“Without the ‘60s there would be no Obama presidency,” states Tom Hayden.
Portland, OR (February 22, 2010)—Tom Hayden will speak in the Reed College Vollum lecture hall on Friday, February 26 at 6 p.m. The lecture is free and open to the public. Hayden is principal organizer of Students for a Democratic Society and author of its founding manifesto, the Port Huron Statement. Hayden gained national awareness as an SDS activist during the demonstrations at the 1968 Democratic National Convention and for his subsequent arrest on federal conspiracy charges as one of the Chicago Seven.
Following his radical years, Hayden served in the California state legislature from 1982 to 2000. He remains a leading voice for ending the wars in Iraq and Afghanistan, eradicating sweatshops, and saving the environment.
Hayden has authored several books. In his most recent, The Long Sixties: From 1960 to Barack Obama, he argues that the political career of Barack Obama would not be possible without the social movements of the ‘60s. “Without the ‘60s there would be no Obama presidency,” states Hayden.

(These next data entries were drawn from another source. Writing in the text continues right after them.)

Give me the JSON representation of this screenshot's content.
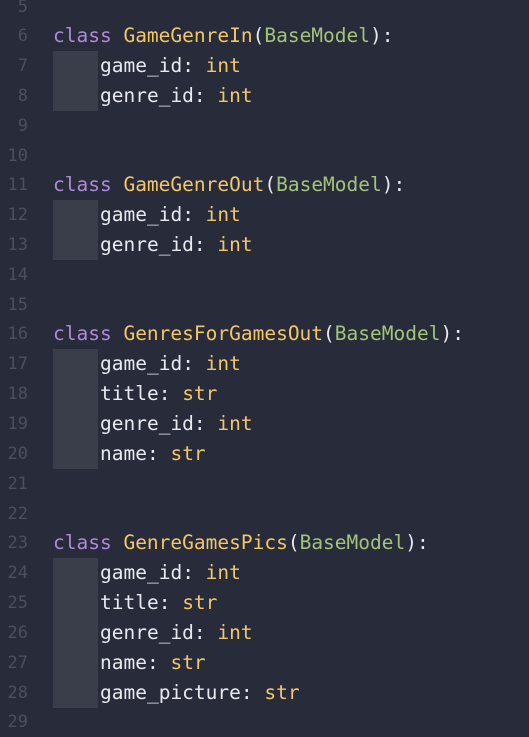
{
  "editor": {
    "colors": {
      "background": "#272b3a",
      "line_number": "#4a5060",
      "keyword": "#b08ad8",
      "class_name": "#f3c668",
      "base_class": "#a3c47a",
      "type": "#f3c668",
      "identifier": "#e8eaf0",
      "indent_guide": "#3a3e4a"
    },
    "lines": [
      {
        "n": "5"
      },
      {
        "n": "6",
        "kw": "class",
        "cls": "GameGenreIn",
        "base": "BaseModel"
      },
      {
        "n": "7",
        "name": "game_id",
        "type": "int"
      },
      {
        "n": "8",
        "name": "genre_id",
        "type": "int"
      },
      {
        "n": "9"
      },
      {
        "n": "10"
      },
      {
        "n": "11",
        "kw": "class",
        "cls": "GameGenreOut",
        "base": "BaseModel"
      },
      {
        "n": "12",
        "name": "game_id",
        "type": "int"
      },
      {
        "n": "13",
        "name": "genre_id",
        "type": "int"
      },
      {
        "n": "14"
      },
      {
        "n": "15"
      },
      {
        "n": "16",
        "kw": "class",
        "cls": "GenresForGamesOut",
        "base": "BaseModel"
      },
      {
        "n": "17",
        "name": "game_id",
        "type": "int"
      },
      {
        "n": "18",
        "name": "title",
        "type": "str"
      },
      {
        "n": "19",
        "name": "genre_id",
        "type": "int"
      },
      {
        "n": "20",
        "name": "name",
        "type": "str"
      },
      {
        "n": "21"
      },
      {
        "n": "22"
      },
      {
        "n": "23",
        "kw": "class",
        "cls": "GenreGamesPics",
        "base": "BaseModel"
      },
      {
        "n": "24",
        "name": "game_id",
        "type": "int"
      },
      {
        "n": "25",
        "name": "title",
        "type": "str"
      },
      {
        "n": "26",
        "name": "genre_id",
        "type": "int"
      },
      {
        "n": "27",
        "name": "name",
        "type": "str"
      },
      {
        "n": "28",
        "name": "game_picture",
        "type": "str"
      },
      {
        "n": "29"
      }
    ]
  }
}
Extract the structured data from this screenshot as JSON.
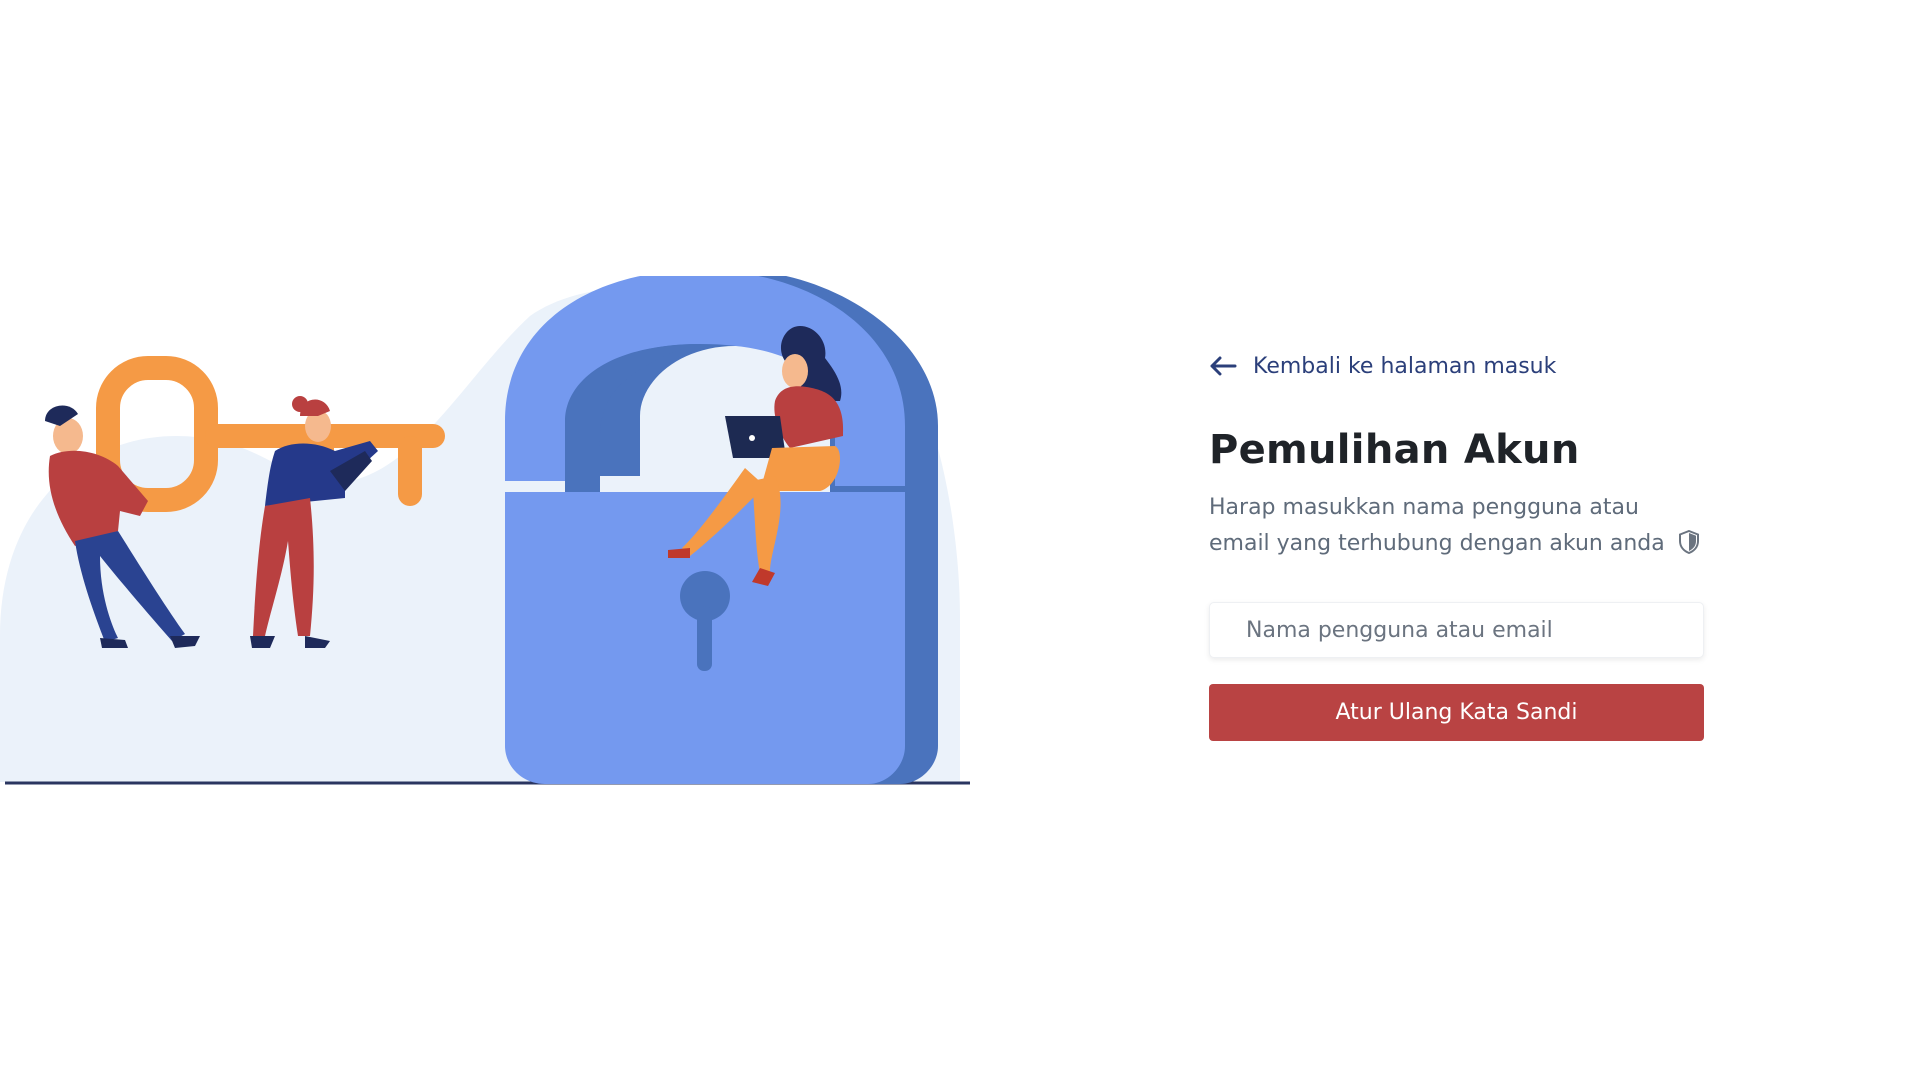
{
  "colors": {
    "accent_button": "#b94343",
    "link": "#2b3f7a",
    "title": "#1f2328",
    "description": "#5f6b7a"
  },
  "illustration": {
    "icon": "padlock-key-people-illustration"
  },
  "back_link": {
    "icon": "arrow-left-icon",
    "label": "Kembali ke halaman masuk"
  },
  "header": {
    "title": "Pemulihan Akun"
  },
  "description": {
    "text": "Harap masukkan nama pengguna atau email yang terhubung dengan akun anda",
    "icon": "shield-icon"
  },
  "form": {
    "username_field": {
      "value": "",
      "placeholder": "Nama pengguna atau email"
    },
    "submit_label": "Atur Ulang Kata Sandi"
  }
}
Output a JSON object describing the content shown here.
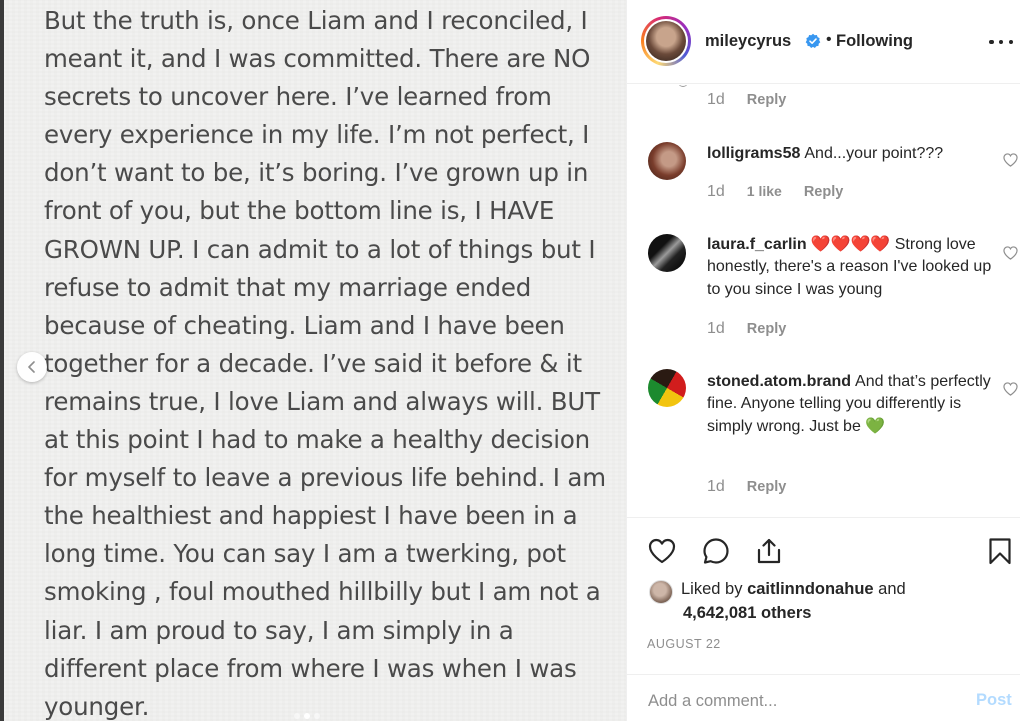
{
  "post": {
    "text": "But the truth is, once Liam and I reconciled, I\nmeant it, and I was committed. There are NO\nsecrets to uncover here. I’ve learned from\nevery experience in my life. I’m not perfect, I\ndon’t want to be, it’s boring. I’ve grown up in\nfront of you, but the bottom line is, I HAVE\nGROWN UP. I can admit to a lot of things but I\nrefuse to admit that my marriage ended\nbecause of cheating. Liam and I have been\ntogether for a decade. I’ve said it before & it\nremains true, I love Liam and always will. BUT\nat this point I had to make a healthy decision\nfor myself to leave a previous life behind. I am\nthe healthiest and happiest I have been in a\nlong time.  You can say I am a twerking, pot\nsmoking , foul mouthed hillbilly but I am not a\nliar. I am proud to say, I am simply in a\ndifferent place from where I was when I was\nyounger.",
    "prev_icon": "chevron-left-icon"
  },
  "header": {
    "username": "mileycyrus",
    "verified_icon": "verified-badge-icon",
    "separator": "•",
    "follow_status": "Following",
    "more_icon": "more-options-icon"
  },
  "comments": [
    {
      "id": "partial",
      "time": "1d",
      "reply_label": "Reply"
    },
    {
      "id": "lolligrams58",
      "username": "lolligrams58",
      "text": "And...your point???",
      "time": "1d",
      "likes": "1 like",
      "reply_label": "Reply"
    },
    {
      "id": "laura",
      "username": "laura.f_carlin",
      "text": "❤️❤️❤️❤️ Strong love honestly, there's a reason I've looked up to you since I was young",
      "time": "1d",
      "reply_label": "Reply"
    },
    {
      "id": "stoned",
      "username": "stoned.atom.brand",
      "text": "And that’s perfectly fine. Anyone telling you differently is simply wrong. Just be 💚",
      "time": "1d",
      "reply_label": "Reply"
    }
  ],
  "actions": {
    "like_icon": "heart-icon",
    "comment_icon": "comment-icon",
    "share_icon": "share-icon",
    "save_icon": "bookmark-icon",
    "liked_by_prefix": "Liked by",
    "liked_by_user": "caitlinndonahue",
    "liked_by_and": "and",
    "others": "4,642,081 others",
    "date": "AUGUST 22"
  },
  "add_comment": {
    "placeholder": "Add a comment...",
    "post_label": "Post"
  },
  "colors": {
    "text": "#262626",
    "muted": "#8e8e8e",
    "verified": "#3897f0",
    "post_disabled": "#b3dbff",
    "heart_red": "#e0245e",
    "heart_green": "#44c767"
  }
}
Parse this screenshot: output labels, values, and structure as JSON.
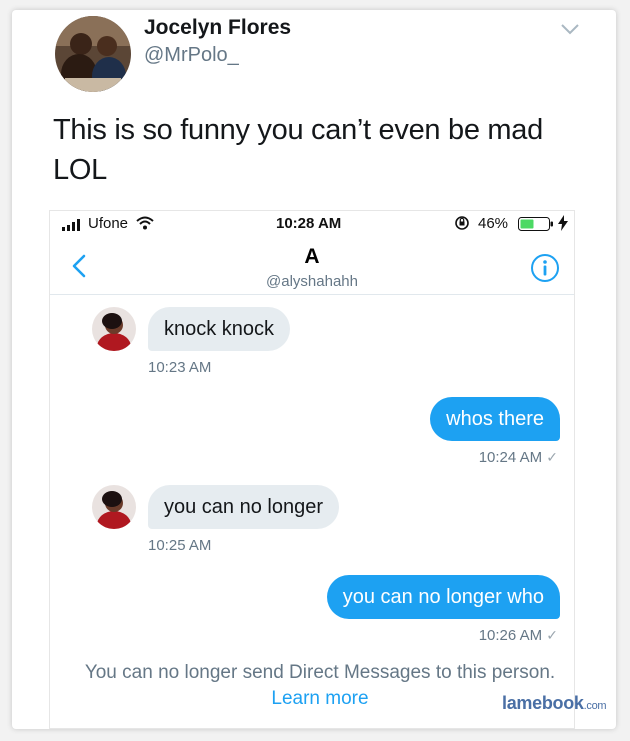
{
  "tweet": {
    "author_name": "Jocelyn Flores",
    "author_handle": "@MrPolo_",
    "text": "This is so funny you can’t even be mad LOL"
  },
  "phone": {
    "status_bar": {
      "carrier": "Ufone",
      "time": "10:28 AM",
      "battery": "46%"
    },
    "conversation": {
      "name": "A",
      "handle": "@alyshahahh"
    },
    "messages": [
      {
        "direction": "in",
        "text": "knock knock",
        "time": "10:23 AM"
      },
      {
        "direction": "out",
        "text": "whos there",
        "time": "10:24 AM"
      },
      {
        "direction": "in",
        "text": "you can no longer",
        "time": "10:25 AM"
      },
      {
        "direction": "out",
        "text": "you can no longer who",
        "time": "10:26 AM"
      }
    ],
    "notice": {
      "text": "You can no longer send Direct Messages to this person.",
      "link": "Learn more"
    }
  },
  "watermark": {
    "brand": "lamebook",
    "tld": ".com"
  },
  "colors": {
    "accent": "#1da1f2",
    "incoming_bubble": "#e6ecf0",
    "secondary_text": "#657786"
  }
}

The Long Sixties: From 1960 to Barack Obama analyzes the progression of historical events from the ‘60s to Obama’s presidency, making the case that the same social movements that demanded changes in voting rights laws and helped change mores on issues such as interracial marriage ultimately lead to a social climate in which Obama could be elected President.
Hayden also argues that without the same type of social pressure that helped change civil rights laws, Obama’s more progressive initiatives are doomed to die. “Only a radical populism will make his economic recovery, green jobs and health care reform come to fruition,” said Hayden.
Hayden will speak in the Reed College Vollum lecture hall on Friday, February 26 at 6 p.m. The lecture is free and open to the public.
Kevin Myers, Reed spokesperson, 503/517-7815